Ready That Close-Up Mr. DeMille, Los Angeles is Shining Brighter And Saving Energy
The city of Los Angeles is famous for being in abundance of a great many things: sunshine, celebrities, beaches, bad traffic, movies studios, and more sunshine. But in recent years, the City of Angels has made another addition to this list: energy efficiency.
Tomorrow, the Alliance and Southern California Edison will host Energy 2030 on the Road in L.A., highlighting the region’s recent energy efficiency progress and exploring how the city and southern California can become a leader in achieving President Obama’s goal of doubling energy productivity by 2030.
So before we head off to sunny and warm southern California, take a look at the infrastructure investments and innovative energy-efficient technologies that are making Los Angeles a forerunner in energy efficiency and ensuring L.A. will shine bright for years to come.
Los Angeles is considered a leader in energy efficiency policies and practices not just in the US, but in a global context as well. The city recently completed the first phase of the world’s largest LED street light replacement project (check out the before and after photos!), with 141,089 fixtures installed across the city. The retrofit is expected to save the city $7 million on electricity and $2.5 million in avoided maintenance costs every year.
Better Buildings in L.A.

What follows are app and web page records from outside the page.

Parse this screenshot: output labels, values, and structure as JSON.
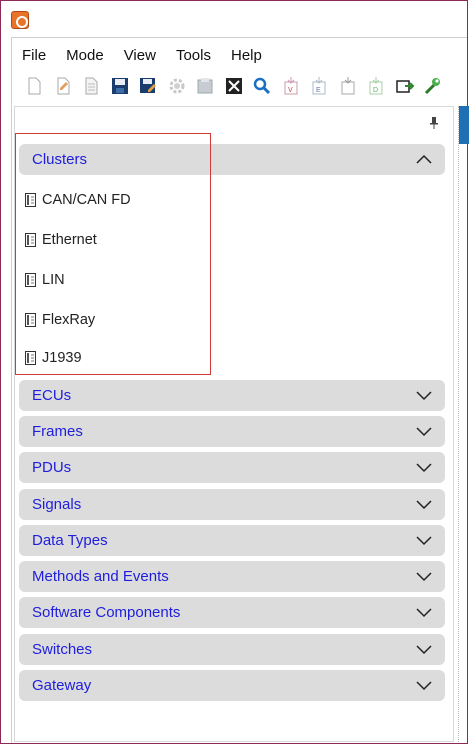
{
  "menu": {
    "items": [
      "File",
      "Mode",
      "View",
      "Tools",
      "Help"
    ]
  },
  "toolbar": {
    "icons": [
      "new-file-icon",
      "edit-file-icon",
      "document-icon",
      "save-icon",
      "save-as-icon",
      "settings-gear-icon",
      "generate-icon",
      "close-x-icon",
      "search-icon",
      "export-v-icon",
      "export-e-icon",
      "export-icon",
      "export-d-icon",
      "export-run-icon",
      "wrench-icon"
    ]
  },
  "sections": [
    {
      "label": "Clusters",
      "expanded": true
    },
    {
      "label": "ECUs",
      "expanded": false
    },
    {
      "label": "Frames",
      "expanded": false
    },
    {
      "label": "PDUs",
      "expanded": false
    },
    {
      "label": "Signals",
      "expanded": false
    },
    {
      "label": "Data Types",
      "expanded": false
    },
    {
      "label": "Methods and Events",
      "expanded": false
    },
    {
      "label": "Software Components",
      "expanded": false
    },
    {
      "label": "Switches",
      "expanded": false
    },
    {
      "label": "Gateway",
      "expanded": false
    }
  ],
  "clusters": {
    "items": [
      "CAN/CAN FD",
      "Ethernet",
      "LIN",
      "FlexRay",
      "J1939"
    ]
  },
  "colors": {
    "section_text": "#1e1edc",
    "section_bg": "#dcdcdc",
    "highlight": "#d23a3a",
    "frame": "#8a2a55"
  }
}
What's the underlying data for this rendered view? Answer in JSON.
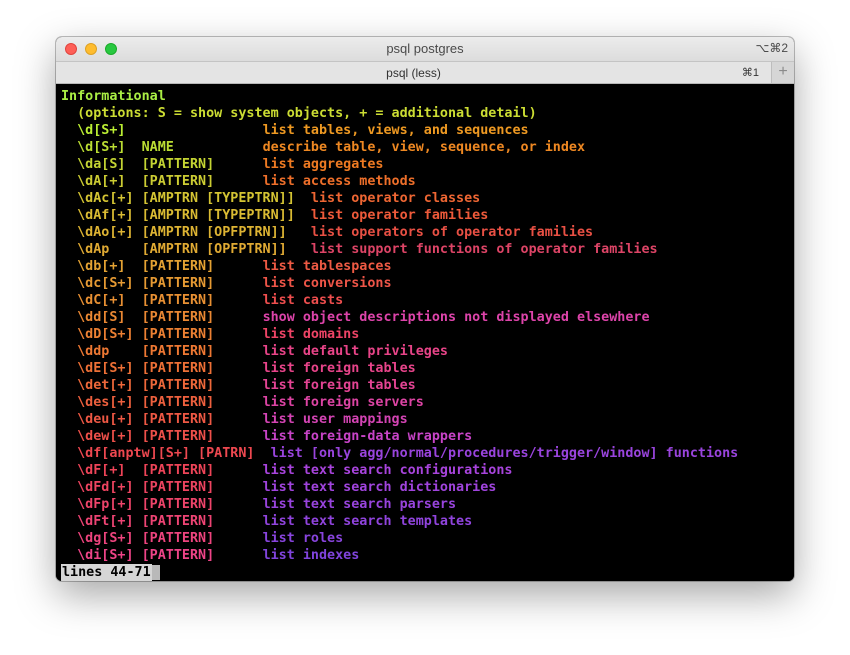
{
  "window": {
    "title": "psql postgres",
    "shortcut": "⌥⌘2"
  },
  "tabs": [
    {
      "label": "psql (less)",
      "shortcut": "⌘1"
    }
  ],
  "new_tab_glyph": "+",
  "terminal": {
    "lines": [
      {
        "text": "Informational",
        "color": "#aaee44"
      },
      {
        "text": "  (options: S = show system objects, + = additional detail)",
        "color": "#ccdd33"
      },
      {
        "cmd": "  \\d[S+]",
        "args": "",
        "desc": "list tables, views, and sequences",
        "cmd_color": "#bbee33",
        "desc_color": "#ee9922"
      },
      {
        "cmd": "  \\d[S+]",
        "args": "  NAME",
        "desc": "describe table, view, sequence, or index",
        "cmd_color": "#bbdd33",
        "desc_color": "#ee8822"
      },
      {
        "cmd": "  \\da[S]",
        "args": "  [PATTERN]",
        "desc": "list aggregates",
        "cmd_color": "#c4d433",
        "desc_color": "#ee7a22"
      },
      {
        "cmd": "  \\dA[+]",
        "args": "  [PATTERN]",
        "desc": "list access methods",
        "cmd_color": "#cccc33",
        "desc_color": "#ee6f2a"
      },
      {
        "cmd": "  \\dAc[+]",
        "args": " [AMPTRN [TYPEPTRN]]",
        "desc": "  list operator classes",
        "cmd_color": "#d4c433",
        "desc_color": "#ee6633"
      },
      {
        "cmd": "  \\dAf[+]",
        "args": " [AMPTRN [TYPEPTRN]]",
        "desc": "  list operator families",
        "cmd_color": "#dabb33",
        "desc_color": "#ee5a3a"
      },
      {
        "cmd": "  \\dAo[+]",
        "args": " [AMPTRN [OPFPTRN]]",
        "desc": "   list operators of operator families",
        "cmd_color": "#ddb333",
        "desc_color": "#e85044"
      },
      {
        "cmd": "  \\dAp",
        "args": "    [AMPTRN [OPFPTRN]]",
        "desc": "   list support functions of operator families",
        "cmd_color": "#e0aa33",
        "desc_color": "#dd4466"
      },
      {
        "cmd": "  \\db[+]",
        "args": "  [PATTERN]",
        "desc": "list tablespaces",
        "cmd_color": "#e4a233",
        "desc_color": "#ee5a44"
      },
      {
        "cmd": "  \\dc[S+]",
        "args": " [PATTERN]",
        "desc": "list conversions",
        "cmd_color": "#e69a33",
        "desc_color": "#ee5548"
      },
      {
        "cmd": "  \\dC[+]",
        "args": "  [PATTERN]",
        "desc": "list casts",
        "cmd_color": "#e89033",
        "desc_color": "#ee4e4e"
      },
      {
        "cmd": "  \\dd[S]",
        "args": "  [PATTERN]",
        "desc": "show object descriptions not displayed elsewhere",
        "cmd_color": "#ea8833",
        "desc_color": "#dd44aa"
      },
      {
        "cmd": "  \\dD[S+]",
        "args": " [PATTERN]",
        "desc": "list domains",
        "cmd_color": "#ec8033",
        "desc_color": "#ee4466"
      },
      {
        "cmd": "  \\ddp",
        "args": "    [PATTERN]",
        "desc": "list default privileges",
        "cmd_color": "#ee7833",
        "desc_color": "#e84488"
      },
      {
        "cmd": "  \\dE[S+]",
        "args": " [PATTERN]",
        "desc": "list foreign tables",
        "cmd_color": "#ee7036",
        "desc_color": "#e8448a"
      },
      {
        "cmd": "  \\det[+]",
        "args": " [PATTERN]",
        "desc": "list foreign tables",
        "cmd_color": "#ee683a",
        "desc_color": "#e44494"
      },
      {
        "cmd": "  \\des[+]",
        "args": " [PATTERN]",
        "desc": "list foreign servers",
        "cmd_color": "#ee603e",
        "desc_color": "#dd44a4"
      },
      {
        "cmd": "  \\deu[+]",
        "args": " [PATTERN]",
        "desc": "list user mappings",
        "cmd_color": "#ee5844",
        "desc_color": "#d444b4"
      },
      {
        "cmd": "  \\dew[+]",
        "args": " [PATTERN]",
        "desc": "list foreign-data wrappers",
        "cmd_color": "#ee504a",
        "desc_color": "#c844c8"
      },
      {
        "cmd": "  \\df[anptw][S+]",
        "args": " [PATRN]",
        "desc": " list [only agg/normal/procedures/trigger/window] functions",
        "cmd_color": "#ee4850",
        "desc_color": "#9944dd"
      },
      {
        "cmd": "  \\dF[+]",
        "args": "  [PATTERN]",
        "desc": "list text search configurations",
        "cmd_color": "#ee4458",
        "desc_color": "#a844dd"
      },
      {
        "cmd": "  \\dFd[+]",
        "args": " [PATTERN]",
        "desc": "list text search dictionaries",
        "cmd_color": "#ee4460",
        "desc_color": "#a044dd"
      },
      {
        "cmd": "  \\dFp[+]",
        "args": " [PATTERN]",
        "desc": "list text search parsers",
        "cmd_color": "#ee446a",
        "desc_color": "#9844dd"
      },
      {
        "cmd": "  \\dFt[+]",
        "args": " [PATTERN]",
        "desc": "list text search templates",
        "cmd_color": "#ee4474",
        "desc_color": "#9044dd"
      },
      {
        "cmd": "  \\dg[S+]",
        "args": " [PATTERN]",
        "desc": "list roles",
        "cmd_color": "#ee447e",
        "desc_color": "#8844dd"
      },
      {
        "cmd": "  \\di[S+]",
        "args": " [PATTERN]",
        "desc": "list indexes",
        "cmd_color": "#ee4488",
        "desc_color": "#8044dd"
      }
    ],
    "status": "lines 44-71"
  }
}
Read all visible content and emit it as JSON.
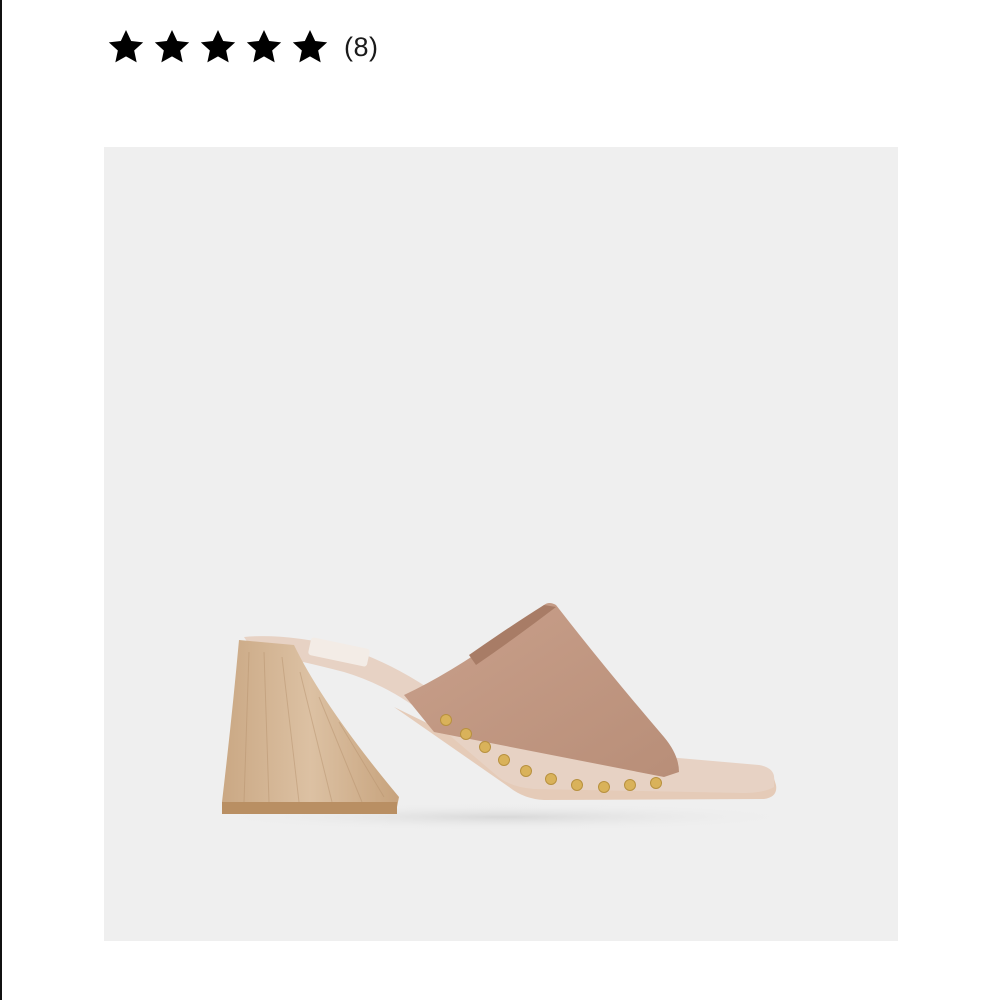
{
  "rating": {
    "value": 5,
    "max": 5,
    "review_count_text": "(8)",
    "star_color": "#000000",
    "icon": "star-icon"
  },
  "product_image": {
    "background_color": "#efefef",
    "leather_color": "#c39a85",
    "heel_color": "#d8bb9b",
    "stud_color": "#d9b25a",
    "icon": "sandal-image"
  }
}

In July, 2012 Mayor Antonio Villaraigosa signed a commitment with Los Angeles Better Building Challenge partners to cut energy use 20 percent by 2020 across 30 million square feet of existing building in 30 million square feet of public and private buildings. As part of the program launch, the city held an Energy Leadership Summit to showcase innovative ways to maximize building energy efficiency throughout the city.
Los Angeles is also one of the many cities in California to have adopted the 2010 CALGreen standards, raising the efficiency of all buildings past California’s already high minimum levels. The city also requires all city-owned buildings that are either more than 7,500 square feet or built before 1978 to be retrofitted. The goal of the retrofits will be to achieve LEED-Silver certification for Existing Buildings or higher.
In addition, Los Angeles County requires all new county buildings greater than 10,000 feet be LEED silver certified.
Energy efficient streetlights and buildings are commendable, but no city can be considered a leader in efficiency unless there are incentives for families to adopt energy saving practices. Unsurprisingly, L.A. has this covered as well. Energy Upgrade California is a statewide initiative that informs individuals how to make their homes more efficient. The list of rebates and incentives - ranging from lighting to water heating - for residents of Los Angeles County is impressive.
By 2020 the initiative aims to reduce energy use of existing homes by 40% and have all new homes achieve net-zero energy consumption.
The Department of Energy, Los Angeles Regional Collaborative for Climate Action and Sustainability (LARC), and the Energy Efficiency Community Block Grant (EECBG) program collaborated to fund a supercomputer climate model at UCLA that would collect detailed, community scaled information about neighborhood emission rates.
In sharing the results of the data, UCLA professors emphasized the importance of integrating low-income communities when establishing energy efficient policies in Los Angeles.
It’s hard not to dream what life could be like in Los Angeles (especially during times of polar vortexes.) Walking down palm lined streets on a 70 degree day in January sounds pretty ideal to me. But while I’ll admit my perception of L.A. may be a tad off (what? celebrities aren’t everywhere?) the city’s claim to fame as a leader in energy efficiency is clearly true.
I can’t wait to see what the city has planned next.